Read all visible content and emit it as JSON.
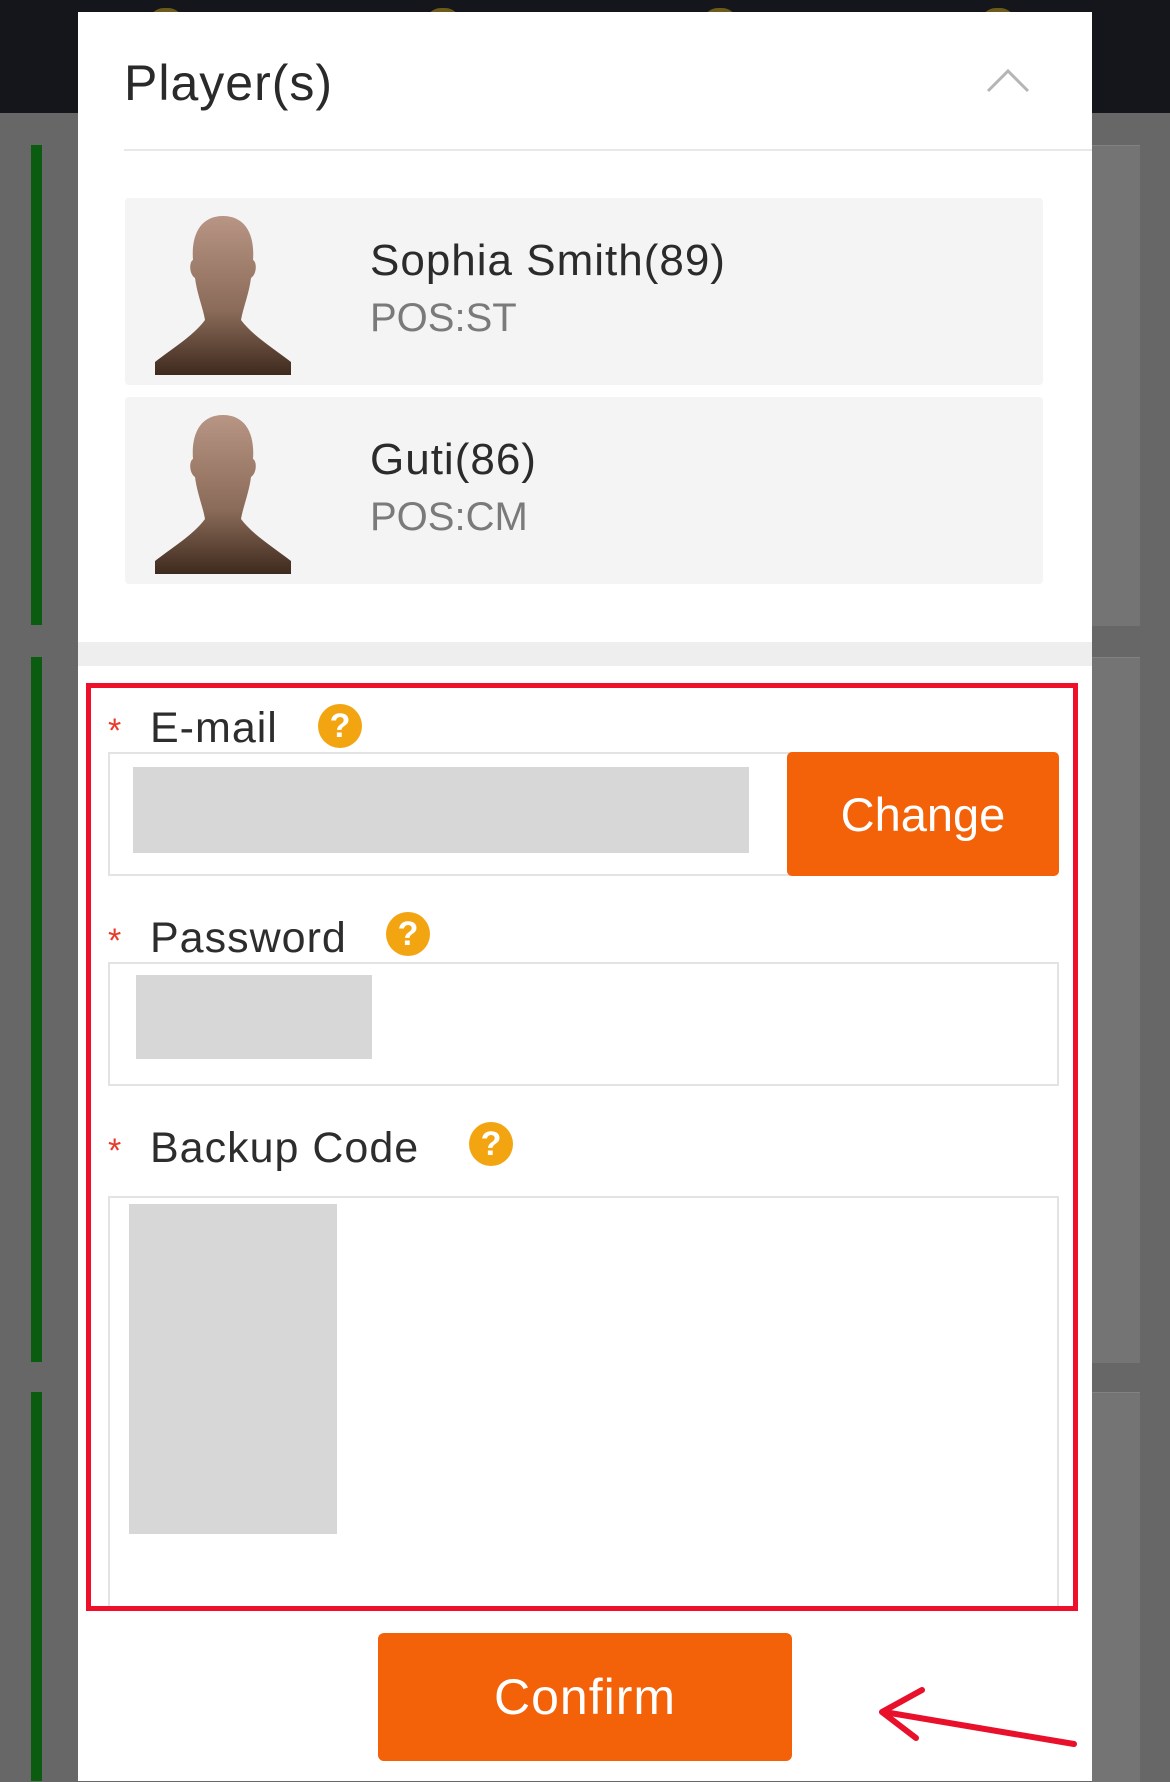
{
  "modal": {
    "title": "Player(s)"
  },
  "players": [
    {
      "name": "Sophia Smith(89)",
      "position": "POS:ST"
    },
    {
      "name": "Guti(86)",
      "position": "POS:CM"
    }
  ],
  "form": {
    "email": {
      "required_mark": "*",
      "label": "E-mail",
      "help_glyph": "?",
      "change_label": "Change"
    },
    "password": {
      "required_mark": "*",
      "label": "Password",
      "help_glyph": "?"
    },
    "backup_code": {
      "required_mark": "*",
      "label": "Backup Code",
      "help_glyph": "?"
    },
    "confirm_label": "Confirm"
  },
  "colors": {
    "accent": "#f36109",
    "highlight": "#ee0f2a",
    "help_icon": "#f2a511",
    "required": "#e83a2a"
  }
}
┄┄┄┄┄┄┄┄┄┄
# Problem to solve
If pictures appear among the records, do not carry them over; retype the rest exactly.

# Solution to the problem
Read all visible content and emit it as JSON.
{
  "modal": {
    "title": "Player(s)"
  },
  "players": [
    {
      "name": "Sophia Smith(89)",
      "position": "POS:ST"
    },
    {
      "name": "Guti(86)",
      "position": "POS:CM"
    }
  ],
  "form": {
    "email": {
      "required_mark": "*",
      "label": "E-mail",
      "help_glyph": "?",
      "change_label": "Change"
    },
    "password": {
      "required_mark": "*",
      "label": "Password",
      "help_glyph": "?"
    },
    "backup_code": {
      "required_mark": "*",
      "label": "Backup Code",
      "help_glyph": "?"
    },
    "confirm_label": "Confirm"
  },
  "colors": {
    "accent": "#f36109",
    "highlight": "#ee0f2a",
    "help_icon": "#f2a511",
    "required": "#e83a2a"
  }
}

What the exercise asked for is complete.